Tuesday November 12, 2019

New Study Reveals, Sugar-Sweetened Foods Can Worsen Your Mood

They suggested that rise in obesity, diabetes and metabolic syndrome in recent years highlights the need for evidence-based dietary strategies to promote healthy lifestyle.

0
//
sweet
"Our findings very clearly indicate that such claims are not substantiated -- if anything, sugar will probably make you feel worse," Mantantzis added. Pixabay

Contrary to popular beliefs that eating sugar-sweetened foods lift up low spirits, a new study suggests that sugar can worsen your mood.

Researchers discovered that sugar increases tiredness and lowers alertness within an hour after its consumption.

The idea of a “sugar rush” — sudden gush of energy after the consumption of sugar — is a myth, said the study published in Neuroscience and Biobehavioural Reviews journal.

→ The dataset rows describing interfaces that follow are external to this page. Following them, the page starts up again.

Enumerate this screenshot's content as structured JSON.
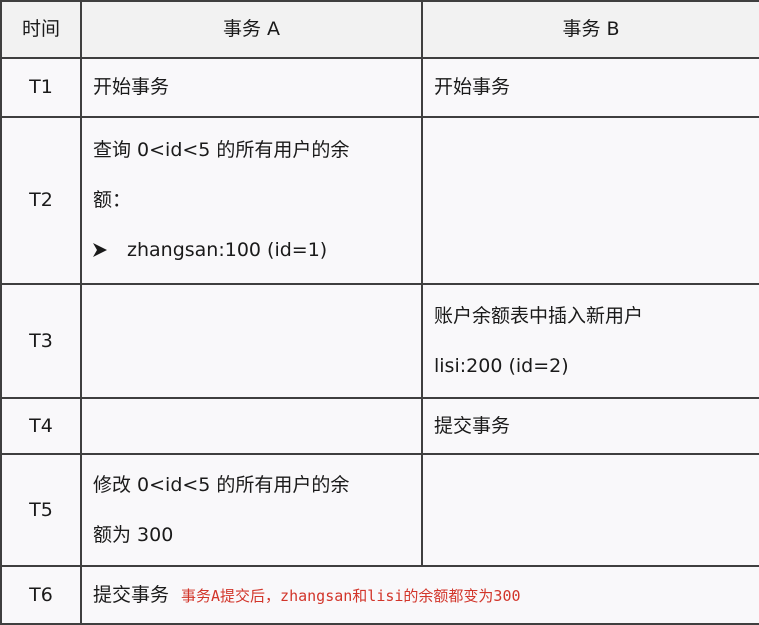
{
  "table": {
    "headers": [
      "时间",
      "事务 A",
      "事务 B"
    ],
    "rows": [
      {
        "time": "T1",
        "a": {
          "line1": "开始事务"
        },
        "b": {
          "line1": "开始事务"
        }
      },
      {
        "time": "T2",
        "a": {
          "line1": "查询 0<id<5 的所有用户的余",
          "line2": "额：",
          "bullet": "zhangsan:100 (id=1)"
        },
        "b": {}
      },
      {
        "time": "T3",
        "a": {},
        "b": {
          "line1": "账户余额表中插入新用户",
          "line2": "lisi:200 (id=2)"
        }
      },
      {
        "time": "T4",
        "a": {},
        "b": {
          "line1": "提交事务"
        }
      },
      {
        "time": "T5",
        "a": {
          "line1": "修改 0<id<5 的所有用户的余",
          "line2": "额为 300"
        },
        "b": {}
      },
      {
        "time": "T6",
        "a": {
          "line1": "提交事务",
          "note": "事务A提交后，zhangsan和lisi的余额都变为300"
        },
        "b": {}
      }
    ]
  },
  "colors": {
    "border": "#3f3f3f",
    "header_bg": "#f2f2f2",
    "cell_bg": "#f9f8fa",
    "note": "#d2352a"
  },
  "icons": {
    "bullet": "arrow-bullet-icon"
  }
}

“The idea that sugar can improve mood has been widely influential in popular culture, so much so that people all over the world consume sugary drinks to become more alert or combat fatigue,” said lead author Konstantinos Mantantzis from the Humboldt University of Berlin, Germany.

sugar

The idea of a “sugar rush” — sudden gush of energy after the consumption of sugar — is a myth, said the study published in Neuroscience and Biobehavioural Reviews journal. Pixabay

“Our findings very clearly indicate that such claims are not substantiated — if anything, sugar will probably make you feel worse,” Mantantzis added.

For the study, the researchers collected data from 31 studies, involving nearly 1,300 adults and analysed the effect of sugar on various aspects of mood including anger, alertness, depression and fatigue.

sugar

The idea of a “sugar rush” — sudden gush of energy after the consumption of sugar — is a myth, said the study published in Neuroscience and Biobehavioural Reviews journal.
Pixabay

Researchers are hopeful that their findings will go a long way to dispel the myth of the “sugar rush” and inform public health policies to decrease sugar consumption.

Also Read: Speeding Brings Costly Consequences

They suggested that rise in obesity, diabetes and metabolic syndrome in recent years highlights the need for evidence-based dietary strategies to promote healthy lifestyle.

“Our findings indicate that sugary drinks or snacks do not provide a quick ‘fuel refill’ to make us feel more alert,” said Sandra Sunram-Lea from Lancaster University.
(IANS)

 

 

Next Story

Study Reveals, Genetics Can Affect The Way in Which One Tastes Food

The study is scheduled to be presented at the American Heart Association's Scientific Sessions 2019

0
Genetics
Genetics affect the way you taste, and taste is an important factor in food choice. Pixabay

Genetics make certain compounds taste bitter, which may make it harder for some people to add heart-healthy vegetables to their diet, according to a new study.

“Your genetics affect the way you taste, and taste is an important factor in food choice,” said study author Jennifer L. Smith from University of Kentucky.

According to the researchers, everyone inherits two copies of a taste gene called “TAS2R38”. People who inherit two copies of the variant called AVI aren’t sensitive to bitter tastes from certain chemicals.

Those with one copy of AVI and another called PAV perceive bitter tastes of these chemicals, however, individuals with two copies of PAV, often called ‘super-tasters,’ find the same foods exceptionally bitter.

“We’re talking a ruin-your-day level of bitter when they tasted the test compound. These people are likely to find broccoli, brussels sprouts and cabbage unpleasantly bitter; and they may also react negatively to dark chocolate, coffee and sometimes beer,” Smith said.

For the study, researchers analysed food-frequency questionnaires from 175 people (average age 52, more than 70 per cent female) and found that people with the PAV form of the gene were more than two and a half times as likely to rank in the bottom half of participants on the number of vegetables eaten.

Bitter-tasting status did not influence how much salt, fat or sugar the participants ate.

Genetics
Genetics make certain compounds taste bitter, which may make it harder for some people to add heart-healthy vegetables to their diet, according to a new study. Pixabay

“We thought they might take in more sugar and salt as flavour enhancers to offset the bitter taste of other foods, but that wasn’t the case,” Smith said.

“Down the road we hope we can use genetic information to figure out which vegetables people may be better able to accept and to find out which spices appeal to supertasters so we can make it easier for them to eat more vegetables,” Smith added.

ALSO READ: Ram Mandir To Be Built In Ayodhya By 2022

The study is scheduled to be presented at the American Heart Association’s Scientific Sessions 2019 — November 16-18 in Philadelphia. (IANS)